Exercise details: Should an entry include a picture, omit the picture and still repeat everything else exactly.

Records shown:
+++

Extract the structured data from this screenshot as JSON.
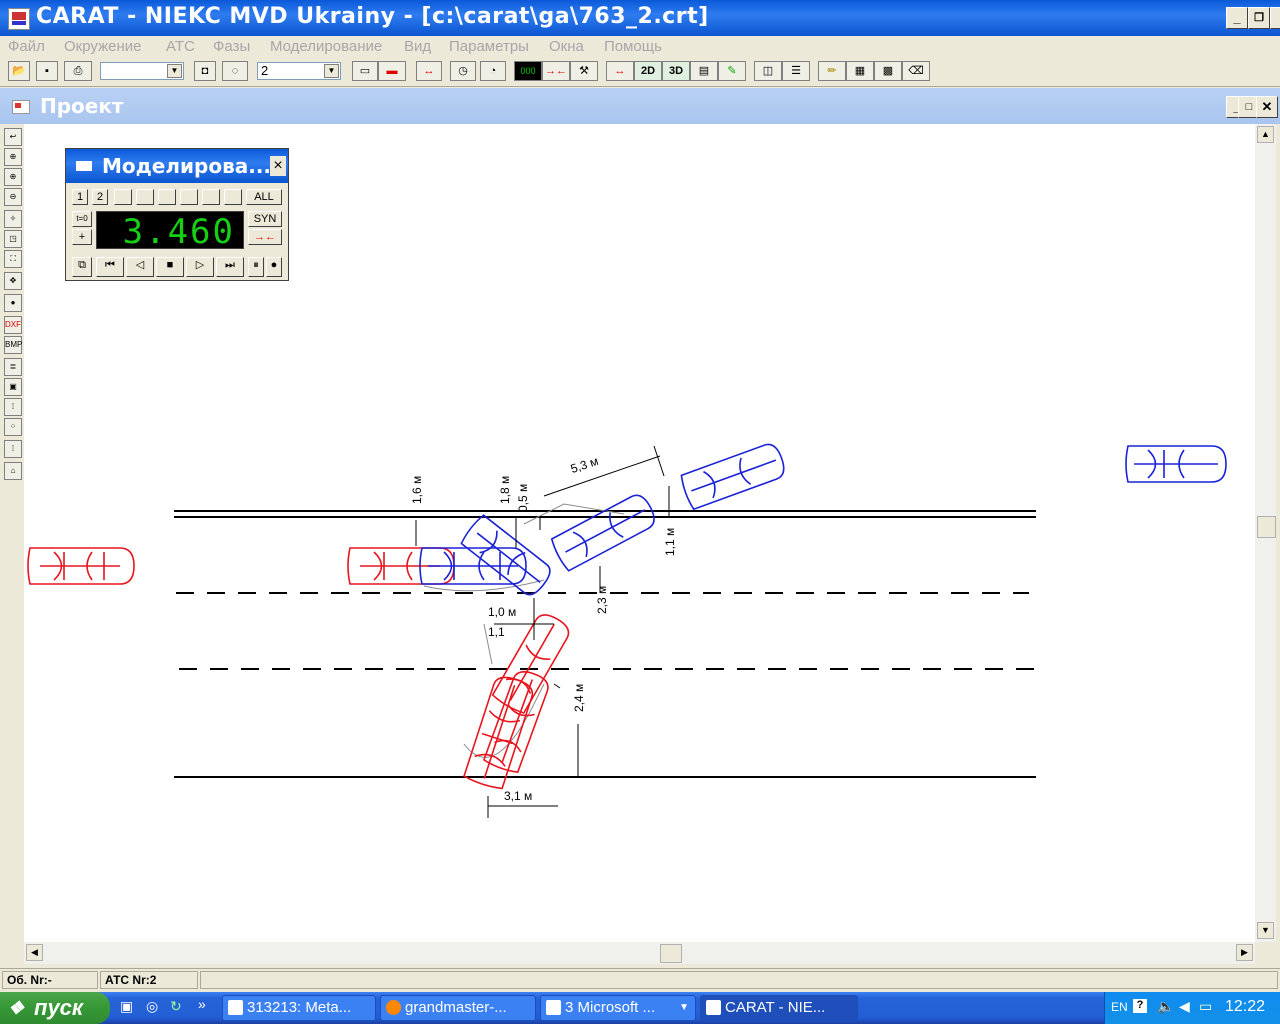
{
  "app": {
    "title": "CARAT - NIEKC MVD Ukrainy - [c:\\carat\\ga\\763_2.crt]"
  },
  "menu": [
    "Файл",
    "Окружение",
    "АТС",
    "Фазы",
    "Моделирование",
    "Вид",
    "Параметры",
    "Окна",
    "Помощь"
  ],
  "toolbar": {
    "combo1_value": "",
    "combo2_value": "2",
    "btn_2d": "2D",
    "btn_3d": "3D"
  },
  "child": {
    "title": "Проект"
  },
  "lefttools": {
    "dxf": "DXF",
    "bmp": "BMP"
  },
  "simulation": {
    "title": "Моделирова...",
    "close": "×",
    "phase1": "1",
    "phase2": "2",
    "all": "ALL",
    "t0": "t=0",
    "plus": "+",
    "time": "3.460",
    "syn": "SYN"
  },
  "drawing": {
    "dims": {
      "d53": "5,3 м",
      "d16": "1,6 м",
      "d18": "1,8 м",
      "d05": "0,5 м",
      "d11a": "1,1 м",
      "d23": "2,3 м",
      "d10": "1,0 м",
      "d11b": "1,1",
      "d24": "2,4 м",
      "d31": "3,1 м"
    },
    "colors": {
      "red": "#e8141e",
      "blue": "#1a22d6",
      "gray": "#8c8c8c"
    }
  },
  "status": {
    "ob": "Об. Nr:-",
    "ats": "АТС Nr:2"
  },
  "taskbar": {
    "start": "пуск",
    "items": [
      "313213: Meta...",
      "grandmaster-...",
      "3 Microsoft ...",
      "CARAT - NIE..."
    ],
    "lang": "EN",
    "clock": "12:22"
  }
}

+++

Solution for this task:
Extract the structured data from this screenshot as JSON.
{
  "app": {
    "title": "CARAT - NIEKC MVD Ukrainy - [c:\\carat\\ga\\763_2.crt]"
  },
  "menu": [
    "Файл",
    "Окружение",
    "АТС",
    "Фазы",
    "Моделирование",
    "Вид",
    "Параметры",
    "Окна",
    "Помощь"
  ],
  "toolbar": {
    "combo1_value": "",
    "combo2_value": "2",
    "btn_2d": "2D",
    "btn_3d": "3D"
  },
  "child": {
    "title": "Проект"
  },
  "lefttools": {
    "dxf": "DXF",
    "bmp": "BMP"
  },
  "simulation": {
    "title": "Моделирова...",
    "close": "×",
    "phase1": "1",
    "phase2": "2",
    "all": "ALL",
    "t0": "t=0",
    "plus": "+",
    "time": "3.460",
    "syn": "SYN"
  },
  "drawing": {
    "dims": {
      "d53": "5,3 м",
      "d16": "1,6 м",
      "d18": "1,8 м",
      "d05": "0,5 м",
      "d11a": "1,1 м",
      "d23": "2,3 м",
      "d10": "1,0 м",
      "d11b": "1,1",
      "d24": "2,4 м",
      "d31": "3,1 м"
    },
    "colors": {
      "red": "#e8141e",
      "blue": "#1a22d6",
      "gray": "#8c8c8c"
    }
  },
  "status": {
    "ob": "Об. Nr:-",
    "ats": "АТС Nr:2"
  },
  "taskbar": {
    "start": "пуск",
    "items": [
      "313213: Meta...",
      "grandmaster-...",
      "3 Microsoft ...",
      "CARAT - NIE..."
    ],
    "lang": "EN",
    "clock": "12:22"
  }
}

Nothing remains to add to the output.